Work instructions: From the material below, copy out each line with the word "value" in it.

Information given:
:::

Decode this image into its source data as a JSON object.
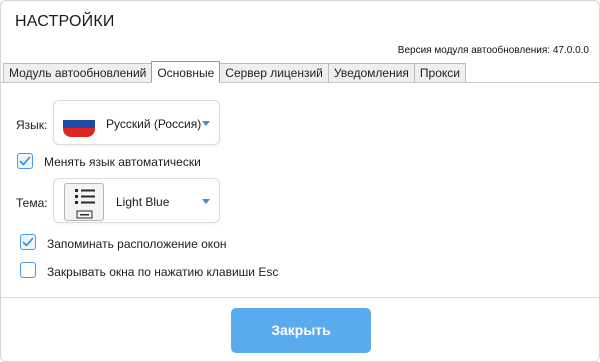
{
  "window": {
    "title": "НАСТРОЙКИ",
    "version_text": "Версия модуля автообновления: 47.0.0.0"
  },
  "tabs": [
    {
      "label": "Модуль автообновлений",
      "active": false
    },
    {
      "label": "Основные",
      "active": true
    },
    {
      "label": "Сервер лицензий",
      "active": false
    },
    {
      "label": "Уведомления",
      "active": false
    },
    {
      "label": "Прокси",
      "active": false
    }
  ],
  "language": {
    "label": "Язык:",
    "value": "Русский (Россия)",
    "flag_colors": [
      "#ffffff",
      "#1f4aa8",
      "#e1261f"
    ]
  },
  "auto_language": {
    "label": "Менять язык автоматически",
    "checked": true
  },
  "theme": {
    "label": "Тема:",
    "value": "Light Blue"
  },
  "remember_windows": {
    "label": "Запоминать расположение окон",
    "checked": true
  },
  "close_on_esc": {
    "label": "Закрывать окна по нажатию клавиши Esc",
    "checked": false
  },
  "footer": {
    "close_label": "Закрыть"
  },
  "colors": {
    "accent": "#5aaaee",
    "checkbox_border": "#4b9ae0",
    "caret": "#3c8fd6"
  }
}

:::

Written answer:
    "value": "Русский (Россия)",
    "value": "Light Blue"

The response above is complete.